“The most recent one is the one that I’m doing with Georgia State University, actually Daphne Greenberg, and that’s the one to help struggling adult readers. So we want to help struggling adult readers interact with the auto tutor to comprehend text at deeper levels. And so that we would like to be scaled up to many many millions of people if if that’s possible and hopefully that’ll happen in the future.”
Art says a lot of his work stems from his involvement with the Institute of Intelligence Systems:
“Imagine computer scientists with linguists, with psychologists, with education people, with physicists, I mean, artists.”
He says the model of the institute, of different disciplines working together, is going to catch on.
“We think that the wave of the future for higher education is having teams of researchers and students from different fields that build things and what we do is build learning environments. So we’ve been going on, you know, very intensely now for 33 years and hopefully it will be another 433 years. But we think that’s the future of higher education: interdisciplinary group projects where you build things, test them out, and that’s how students get deeper learning.”

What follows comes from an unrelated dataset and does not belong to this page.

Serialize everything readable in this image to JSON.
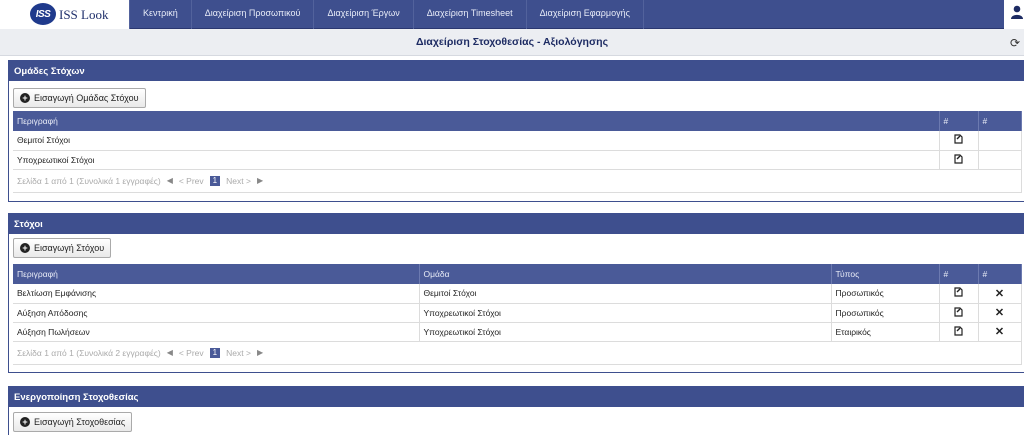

Art, Reshma, and Timothy were honored at this year’s ASU GSV event for their year of contributions to education. To learn more about the recipients and the prize, visit the website at mcgrawprize.com.
An Army Brat born in Canada, Kassandra got her start reporting and producing at Emerson College's WERS 88.9 FM, and later at WBUR 90.9, both in local Newscast and Radio Boston. When she's not writing about education, she's covering local Boston news and sports. Often, she can be found playing roller derby or knitting.